Philip J. Cook is professor of public policy and economics at Duke University and former director of the university's Sanford Institute of Public Policy. His books include Gun Violence, The Winner-Take-All Society, and Selling Hope.
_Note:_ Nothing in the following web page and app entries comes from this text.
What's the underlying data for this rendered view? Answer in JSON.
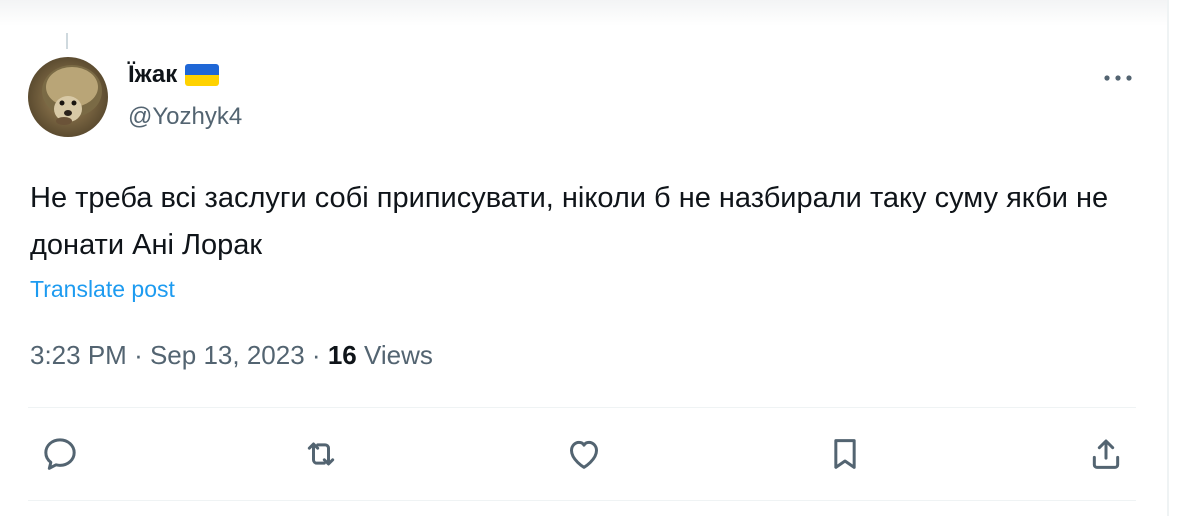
{
  "post": {
    "display_name": "Їжак",
    "flag_icon": "ukraine-flag-icon",
    "handle": "@Yozhyk4",
    "text": "Не треба всі заслуги собі приписувати, ніколи б не назбирали таку суму якби не донати Ані Лорак",
    "translate_label": "Translate post",
    "time": "3:23 PM",
    "date": "Sep 13, 2023",
    "separator": "·",
    "views_count": "16",
    "views_label": "Views"
  },
  "actions": [
    {
      "icon": "reply-icon"
    },
    {
      "icon": "repost-icon"
    },
    {
      "icon": "like-icon"
    },
    {
      "icon": "bookmark-icon"
    },
    {
      "icon": "share-icon"
    }
  ],
  "colors": {
    "text_primary": "#0f1419",
    "text_secondary": "#536471",
    "link": "#1d9bf0",
    "divider": "#eff3f4",
    "flag_blue": "#1f67d6",
    "flag_yellow": "#ffd200"
  }
}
"A wonderful little book... Draws on history, political philosophy and straight economics to point out that higher alcohol taxes would fit squarely in the American tradition."--David Leonhardt, New York Times "As laws against smoking and drugs become more draconian, the relative regulatory neglect of alcohol remains a mystery. Much of this mystery--at least in the US context--has recently been dispelled in Paying the Tab, a gem of social science by the Duke University economist Philip Cook... Mr. Cook's original and very literary book shows how certain principles of markets and regulation break down when a cherished commodity happens to be a mind-altering (and judgment-impairing) drug."--Christopher Caldwell, Financial Times "As one of the nation's leading public policy scholars, Cook brings his substantial background in applied economics research to bear on the topic of alcohol policy. In the process, he presents a first-rate example of how to approach a controversial social issue using economic reasoning. Ultimately arguing in favor of enhanced control (but far short of prohibition) to reduce the incidence of drinking, Cook does not reach this conclusion casually. Instead, he considers a full range of costs and benefits of alcohol control policy, including the enjoyment moderate drinking brings to many people...Cook provides the reader with an accessible, up-to-date treatise that is essential reading for anyone interested in social policy relating to alcohol control. Paying the Tab should be on every public policy professor's reading list."--H. Winter, Choice "In his book Paying the Tab, Philip Cook presents a comprehensive in-depth analysis of this complex policy issue. The book includes a review of the history of alcohol control in the United States, determines the evidence of its effectiveness, and provides an assessment of the proven policy options intended to curb alcohol use. I highly recommend this book to anyone who seeks to understand the effect of alcohol control policies in the United States. It is a must-read for anyone involved in legislative efforts to implement and strengthen such policies."--Bernd Wollschlaeger, Journal of the American Medical Association "Paying the Tab offers a wide-ranging historical and social scientific perspective on alcohol in the United States and argues that more must be done to control the consumption of alcohol."--Jennifer Prah Ruger, Ph.D., New England Journal of Medicine "Philip Cook does not offer us an economic history here, but his book should still be of interest to American economic historians and anyone interested in addiction, alcohol and related problems. He ably reviews and dissects an extensive literature to make the case for additional alcohol control policies."--Mark Thornton, EH.Net "Philip Cook's book, Paying the Tab, is an excellent book for academics, policy analysts, and graduate students to use as a primary source on U.S. alcohol policy... Cook sets precedence for all other authors who write on substance abuse policy should follow. He provides both an in-depth analysis of one drug by examining it through historical, economic and social viewpoints."--Dwight Vick, International Journal of Drug Policy